Interest Rates: What They Say Now
Interest rates are at historical lows in the US and in many other countries. As the world's economies begin to come out recession, those rates will eventually begin to rise. Some countries have begun, and others are planning when and how much.
Two important risks for bonds are credit risk and interest rates risk. The crash of 2008 raised the perceived level of credit risk, which briefly depressed credit bonds and inflated US Treasuries, which are perceived to be the lowest credit risk. Much of the perceived credit risk has dissipated and bond prices have at least substantially recovered in most cases.
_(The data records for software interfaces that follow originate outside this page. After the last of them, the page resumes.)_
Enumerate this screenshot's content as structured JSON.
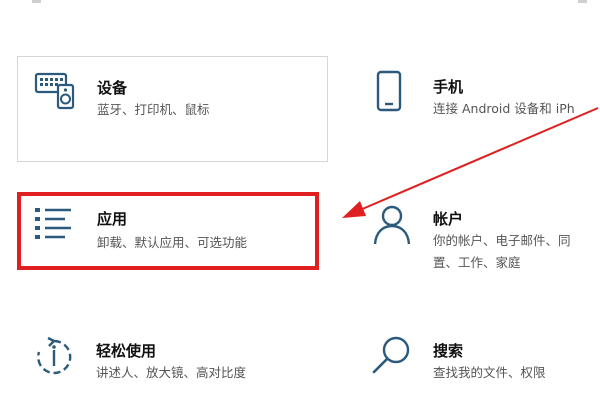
{
  "tiles": {
    "devices": {
      "title": "设备",
      "desc": "蓝牙、打印机、鼠标",
      "icon": "keyboard-speaker-icon"
    },
    "phone": {
      "title": "手机",
      "desc": "连接 Android 设备和 iPh",
      "icon": "phone-icon"
    },
    "apps": {
      "title": "应用",
      "desc": "卸载、默认应用、可选功能",
      "icon": "apps-list-icon"
    },
    "accounts": {
      "title": "帐户",
      "desc_line1": "你的帐户、电子邮件、同",
      "desc_line2": "置、工作、家庭",
      "icon": "person-icon"
    },
    "ease": {
      "title": "轻松使用",
      "desc": "讲述人、放大镜、高对比度",
      "icon": "ease-of-access-icon"
    },
    "search": {
      "title": "搜索",
      "desc": "查找我的文件、权限",
      "icon": "search-icon"
    }
  },
  "annotation": {
    "arrow_color": "#e02020",
    "highlight_color": "#e02020"
  }
}
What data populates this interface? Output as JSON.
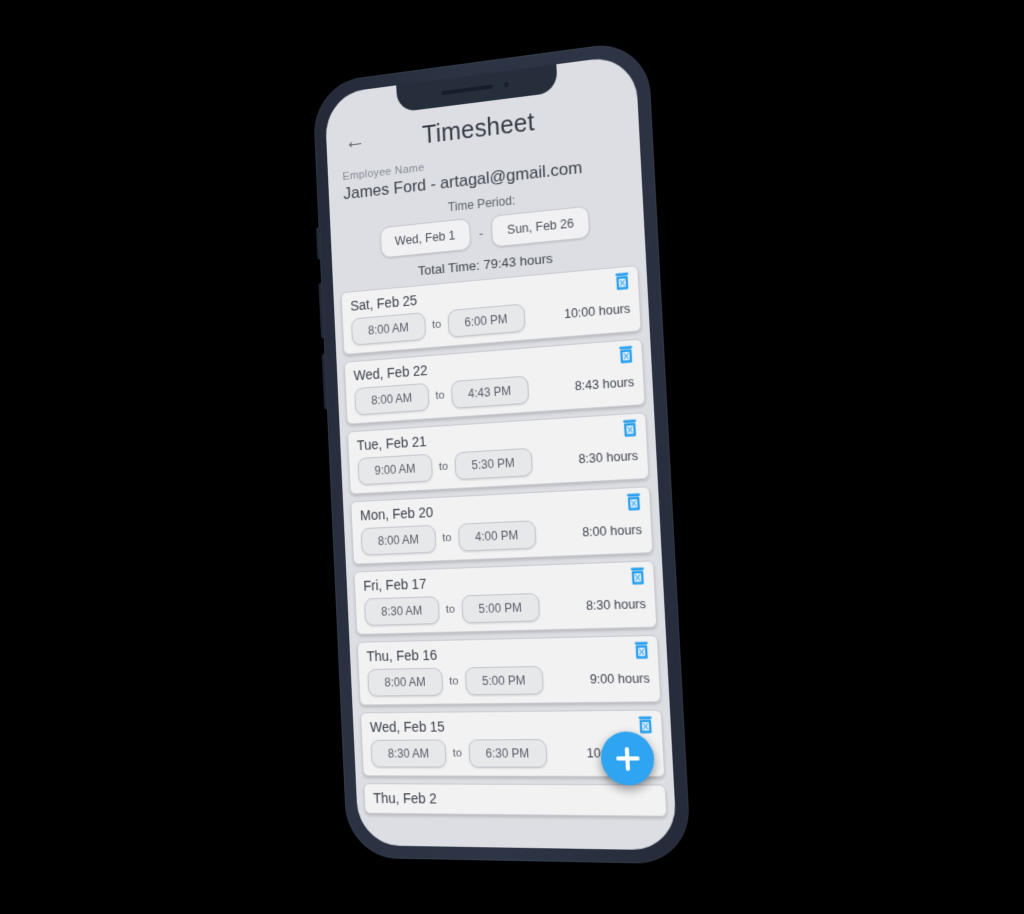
{
  "app": {
    "title": "Timesheet",
    "back_icon": "arrow-left-icon",
    "accent_color": "#2fa4f0",
    "screen_bg": "#dcdee3",
    "frame_color": "#2b3242"
  },
  "employee": {
    "label": "Employee Name",
    "value": "James Ford - artagal@gmail.com"
  },
  "period": {
    "label": "Time Period:",
    "start": "Wed, Feb 1",
    "dash": "-",
    "end": "Sun, Feb 26"
  },
  "total": {
    "label": "Total Time:",
    "value": "79:43 hours"
  },
  "list": {
    "to_label": "to",
    "delete_icon": "trash-icon",
    "entries": [
      {
        "date": "Sat, Feb 25",
        "start": "8:00 AM",
        "end": "6:00 PM",
        "hours": "10:00 hours"
      },
      {
        "date": "Wed, Feb 22",
        "start": "8:00 AM",
        "end": "4:43 PM",
        "hours": "8:43 hours"
      },
      {
        "date": "Tue, Feb 21",
        "start": "9:00 AM",
        "end": "5:30 PM",
        "hours": "8:30 hours"
      },
      {
        "date": "Mon, Feb 20",
        "start": "8:00 AM",
        "end": "4:00 PM",
        "hours": "8:00 hours"
      },
      {
        "date": "Fri, Feb 17",
        "start": "8:30 AM",
        "end": "5:00 PM",
        "hours": "8:30 hours"
      },
      {
        "date": "Thu, Feb 16",
        "start": "8:00 AM",
        "end": "5:00 PM",
        "hours": "9:00 hours"
      },
      {
        "date": "Wed, Feb 15",
        "start": "8:30 AM",
        "end": "6:30 PM",
        "hours": "10:00 hours"
      },
      {
        "date": "Thu, Feb 2",
        "start": "",
        "end": "",
        "hours": ""
      }
    ]
  },
  "fab": {
    "icon": "plus-icon",
    "label": "+"
  }
}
However, because of the historically low interest rates, there is now more rate increase risk than opportunity (bonds tend to fall when rates rise and to rise when rates fall).
It is probably time to think about shortening the duration of portfolio bond holdings to reduce exposure to interest rate risk, and/or to reallocate some portion of bond holdings (fixed income) to above average equity yield positions (income growth). The capital gains in bonds over the past year are not likely to be repeated in the near term, while some degree of reduced total return and possible capital loss in some bonds are fairly likely as interest rates rise.